In a remarkably short amount of time, Quinn established a reputation for being a highly capable practitioner, a prolific researcher, champion for the students she served, and a trusted advisor, colleague and dear friend to so many of us. A rising star. A rising star taken way too soon. Quinn suffered a brain aneurysm and passed away on July 18 leaving her family, our profession and our world with a tremendous void. Quinn and her husband, Drew, were expecting their first child, a baby girl, Blair Abigale Emerson, who passed away with Quinn at their family home in Gambier, Ohio.

I respectfully ask that you join me now in a moment of silence and reflection for our colleague and friend, Quinn.
We have with us today some very honored guests: Quinn’s husband, Drew, Quinn’s parents, John and Debra Denzer, and Quinn’s sister, Caroline Denzer. To each of you, we say that we are profoundly grateful and honored to have you here with us today to recognize the extraordinary person whom you shared with us for these past many years. Thank you, thank you, for sharing your Quinn with all of us.

We are also pleased to welcome two of Quinn’s professors from Kent State University, Dr. Richard Cowan (her dissertation director) and Dr. Karla Anhalt (a member of her dissertation committee). Also here are Dr. Bradd Falkenberg and Mrs. Nichole Wirtzberger, who were Quinn’s primary supervisors in the Akron Public Schools. Also joining us is Mr. John Biltz, the Coordinator of the Child Study Department in the Akron Public Schools. Like countless others, some of us travelled to Mount Vernon on a picture perfect night this past summer to gather and to celebrate the life of our departed colleague and friend. Quinn’s loved ones shared several heartfelt memories and glowing tributes.
Among these was a remembrance offered by her father, John. He noted that he and Quinn shared a love for Tom Petty music, and he recalled a day when he traveled up from Mount Vernon to Kent to take Quinn to a Tom Petty concert. As it turned out, the concert had to be canceled. But John told us that the two of them made the very best of the situation. They got some food, poured some drinks, and stayed up half the night listening to Tom Petty music. Song after song, they talked into the wee hours and simply enjoyed each other’s company. A vivid and beautiful recollection, John shared it in a way that brought each of us there, seeing it in our mind’s eye, and enjoying that moment in time with them.

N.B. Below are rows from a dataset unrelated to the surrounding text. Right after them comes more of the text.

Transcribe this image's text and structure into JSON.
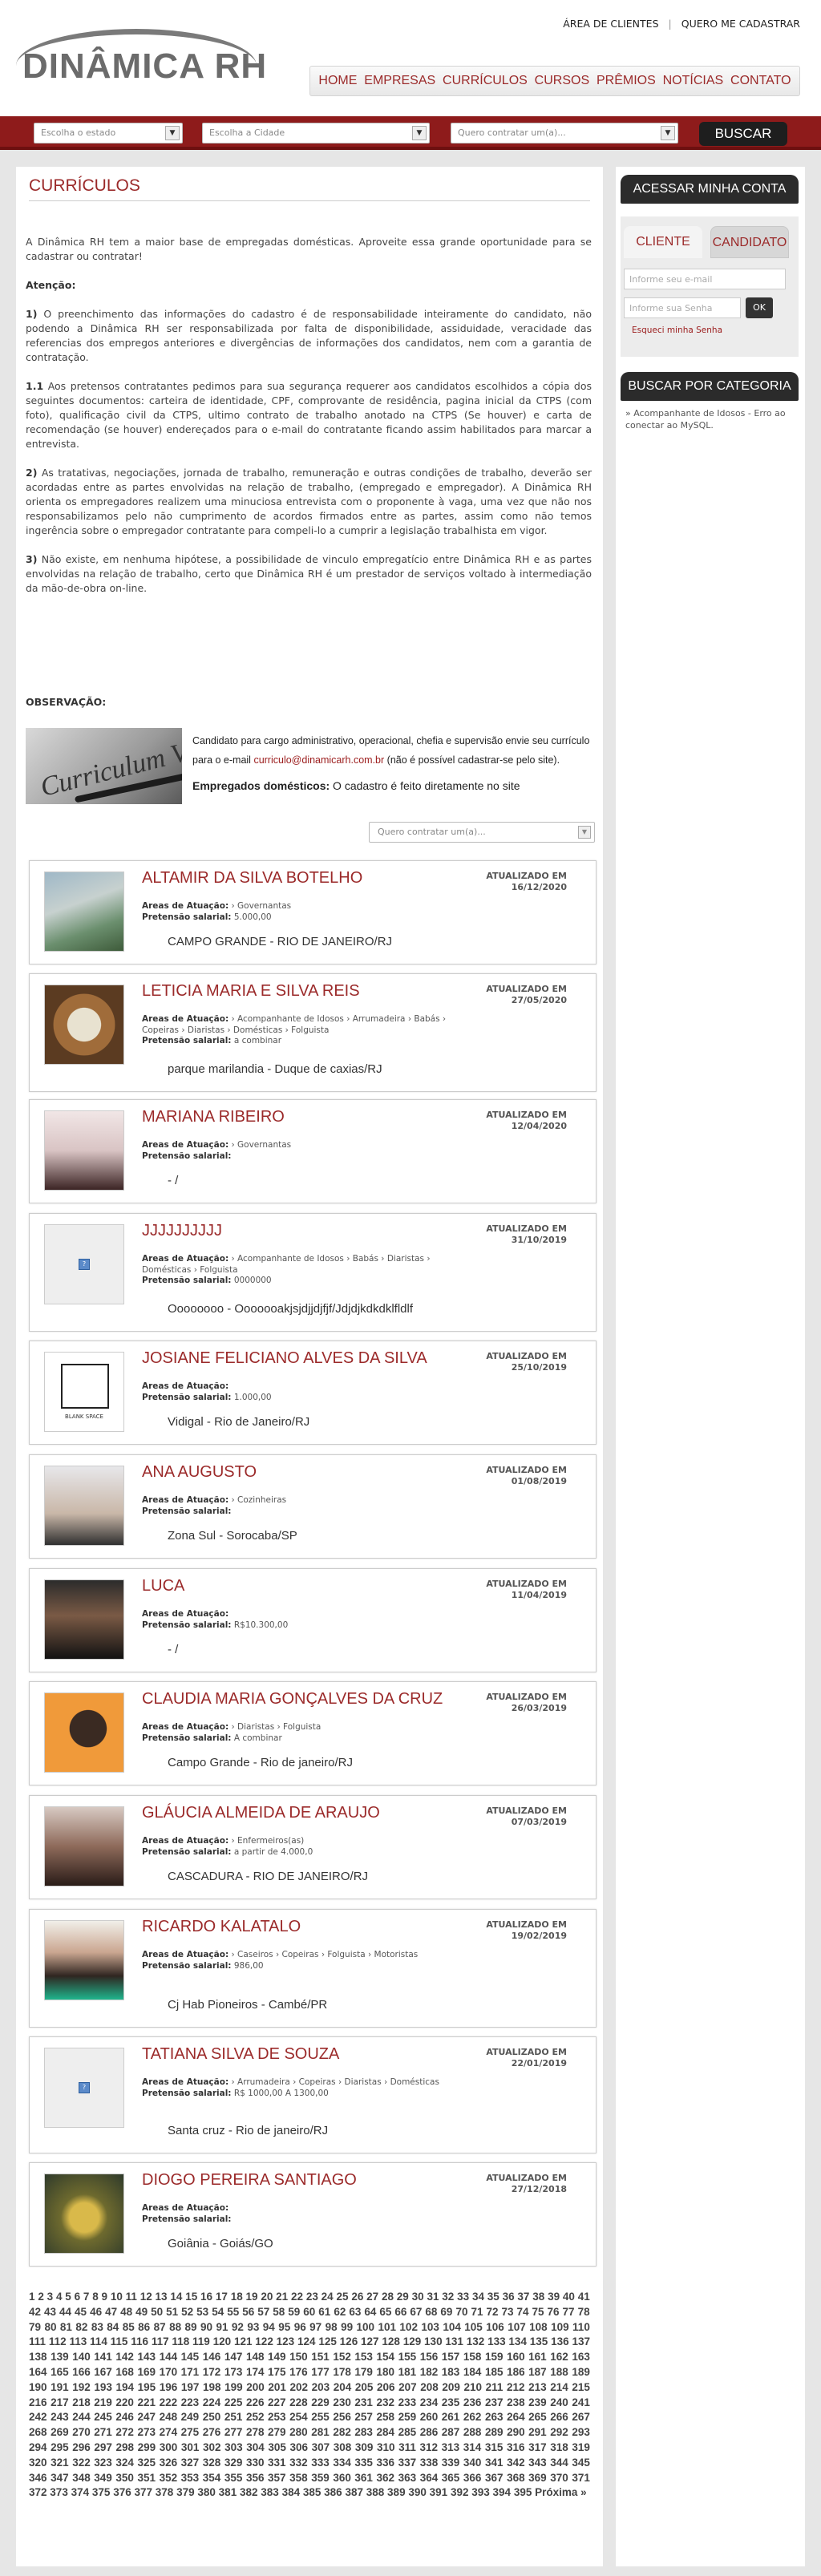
{
  "header": {
    "logo_text": "DINÂMICA RH",
    "top_links": [
      "ÁREA DE CLIENTES",
      "QUERO ME CADASTRAR"
    ],
    "top_sep": "|",
    "nav": [
      "HOME",
      "EMPRESAS",
      "CURRÍCULOS",
      "CURSOS",
      "PRÊMIOS",
      "NOTÍCIAS",
      "CONTATO"
    ]
  },
  "search": {
    "state_placeholder": "Escolha o estado",
    "city_placeholder": "Escolha a Cidade",
    "hire_placeholder": "Quero contratar um(a)...",
    "button": "BUSCAR"
  },
  "page": {
    "title": "CURRÍCULOS",
    "intro": "A Dinâmica RH tem a maior base de empregadas domésticas. Aproveite essa grande oportunidade para se cadastrar ou contratar!",
    "attention": "Atenção:",
    "p1_num": "1)",
    "p1": "O preenchimento das informações do cadastro é de responsabilidade inteiramente do candidato, não podendo a Dinâmica RH ser responsabilizada por falta de disponibilidade, assiduidade, veracidade das referencias dos empregos anteriores e divergências de informações dos candidatos, nem com a garantia de contratação.",
    "p11_num": "1.1",
    "p11": "Aos pretensos contratantes pedimos para sua segurança requerer aos candidatos escolhidos a cópia dos seguintes documentos: carteira de identidade, CPF, comprovante de residência, pagina inicial da CTPS (com foto), qualificação civil da CTPS, ultimo contrato de trabalho anotado na CTPS (Se houver) e carta de recomendação (se houver) endereçados para o e-mail do contratante ficando assim habilitados para marcar a entrevista.",
    "p2_num": "2)",
    "p2": "As tratativas, negociações, jornada de trabalho, remuneração e outras condições de trabalho, deverão ser acordadas entre as partes envolvidas na relação de trabalho, (empregado e empregador). A Dinâmica RH orienta os empregadores realizem uma minuciosa entrevista com o proponente à vaga, uma vez que não nos responsabilizamos pelo não cumprimento de acordos firmados entre as partes, assim como não temos ingerência sobre o empregador contratante para compeli-lo a cumprir a legislação trabalhista em vigor.",
    "p3_num": "3)",
    "p3": "Não existe, em nenhuma hipótese, a possibilidade de vinculo empregatício entre Dinâmica RH e as partes envolvidas na relação de trabalho, certo que Dinâmica RH é um prestador de serviços voltado à intermediação da mão-de-obra on-line.",
    "obs_label": "OBSERVAÇÃO:",
    "cv_image_text": "Curriculum Vitae",
    "cv_text_1": "Candidato para cargo administrativo, operacional, chefia e supervisão envie seu currículo para o e-mail",
    "cv_email": "curriculo@dinamicarh.com.br",
    "cv_text_2": "(não é possível cadastrar-se pelo site).",
    "cv_emp_label": "Empregados domésticos:",
    "cv_emp_text": "O cadastro é feito diretamente no site",
    "filter_placeholder": "Quero contratar um(a)..."
  },
  "labels": {
    "updated": "ATUALIZADO EM",
    "areas": "Areas de Atuação:",
    "salary": "Pretensão salarial:"
  },
  "candidates": [
    {
      "name": "ALTAMIR DA SILVA BOTELHO",
      "date": "16/12/2020",
      "areas": "› Governantas",
      "salary": "5.000,00",
      "location": "CAMPO GRANDE - RIO DE JANEIRO/RJ"
    },
    {
      "name": "LETICIA MARIA E SILVA REIS",
      "date": "27/05/2020",
      "areas": "› Acompanhante de Idosos › Arrumadeira › Babás › Copeiras › Diaristas › Domésticas › Folguista",
      "salary": "a combinar",
      "location": "parque marilandia - Duque de caxias/RJ"
    },
    {
      "name": "MARIANA RIBEIRO",
      "date": "12/04/2020",
      "areas": "› Governantas",
      "salary": "",
      "location": "- /"
    },
    {
      "name": "JJJJJJJJJJ",
      "date": "31/10/2019",
      "areas": "› Acompanhante de Idosos › Babás › Diaristas › Domésticas › Folguista",
      "salary": "0000000",
      "location": "Oooooooo - Ooooooakjsjdjjdjfjf/Jdjdjkdkdklfldlf"
    },
    {
      "name": "JOSIANE FELICIANO ALVES DA SILVA",
      "date": "25/10/2019",
      "areas": "",
      "salary": "1.000,00",
      "location": "Vidigal - Rio de Janeiro/RJ"
    },
    {
      "name": "ANA AUGUSTO",
      "date": "01/08/2019",
      "areas": "› Cozinheiras",
      "salary": "",
      "location": "Zona Sul - Sorocaba/SP"
    },
    {
      "name": "LUCA",
      "date": "11/04/2019",
      "areas": "",
      "salary": "R$10.300,00",
      "location": "- /"
    },
    {
      "name": "CLAUDIA MARIA GONÇALVES DA CRUZ",
      "date": "26/03/2019",
      "areas": "› Diaristas › Folguista",
      "salary": "A combinar",
      "location": "Campo Grande - Rio de janeiro/RJ"
    },
    {
      "name": "GLÁUCIA ALMEIDA DE ARAUJO",
      "date": "07/03/2019",
      "areas": "› Enfermeiros(as)",
      "salary": "a partir de 4.000,0",
      "location": "CASCADURA - RIO DE JANEIRO/RJ"
    },
    {
      "name": "RICARDO KALATALO",
      "date": "19/02/2019",
      "areas": "› Caseiros › Copeiras › Folguista › Motoristas",
      "salary": "986,00",
      "location": "Cj Hab Pioneiros - Cambé/PR"
    },
    {
      "name": "TATIANA SILVA DE SOUZA",
      "date": "22/01/2019",
      "areas": "› Arrumadeira › Copeiras › Diaristas › Domésticas",
      "salary": "R$ 1000,00 A 1300,00",
      "location": "Santa cruz - Rio de janeiro/RJ"
    },
    {
      "name": "DIOGO PEREIRA SANTIAGO",
      "date": "27/12/2018",
      "areas": "",
      "salary": "",
      "location": "Goiânia - Goiás/GO"
    }
  ],
  "pagination": {
    "last_page": 395,
    "next_label": "Próxima »"
  },
  "sidebar": {
    "account_title": "ACESSAR MINHA CONTA",
    "tab_client": "CLIENTE",
    "tab_candidate": "CANDIDATO",
    "email_placeholder": "Informe seu e-mail",
    "password_placeholder": "Informe sua Senha",
    "ok_label": "OK",
    "forgot_label": "Esqueci minha Senha",
    "category_title": "BUSCAR POR CATEGORIA",
    "category_item": "» Acompanhante de Idosos - Erro ao conectar ao MySQL."
  }
}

Quinn’s passing is an incalculable loss for Ohio school psychology, for the educational community in Mount Vernon and Knox County, and for countless present and future Ohio school children. Quinn’s singular contributions to our shared profession were lasting and deep but, sadly, they had only just begun. Our solace is found in the fact that her contributions continue to bloom in her absence, most notably in her research on enhancing bullying prevention and intervention programs through comprehensive teacher training. Plans are being made to share much of this research with our entire membership.

Today, we close with some words offered to us by a fellow who was no school psychologist but, like Quinn, found his own solace in encouraging others as they were learning to fly and running down their dreams. That man, of course, was Tom Petty. And just like Quinn, he never backed down.

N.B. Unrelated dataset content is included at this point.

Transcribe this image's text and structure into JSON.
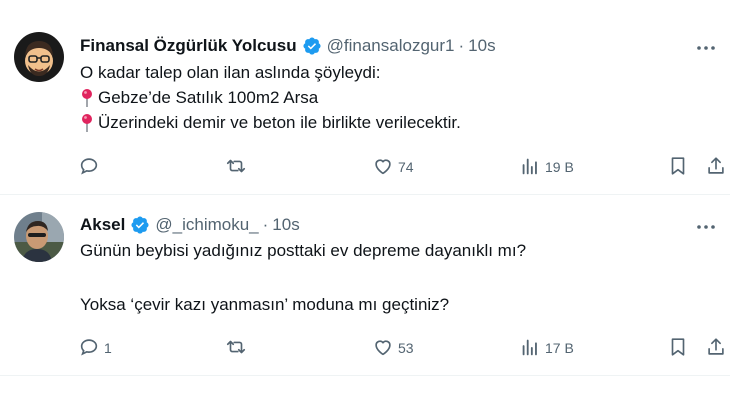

Among the lyrics in his extensive catalogue, Mr. Petty offered the following:

You and I will meet again
When we’re least expecting it
Somewhere in some far off place
I will recognize your face
I won’t say goodbye my friend
For you and I will meet again

It is with all of this in mind that the Executive Board of the Ohio School Psychologists Association is very proud to posthumously recognize Dr. Anna Quinn Denzer-Emerson with the OSPA Early Career Award.
Thank you.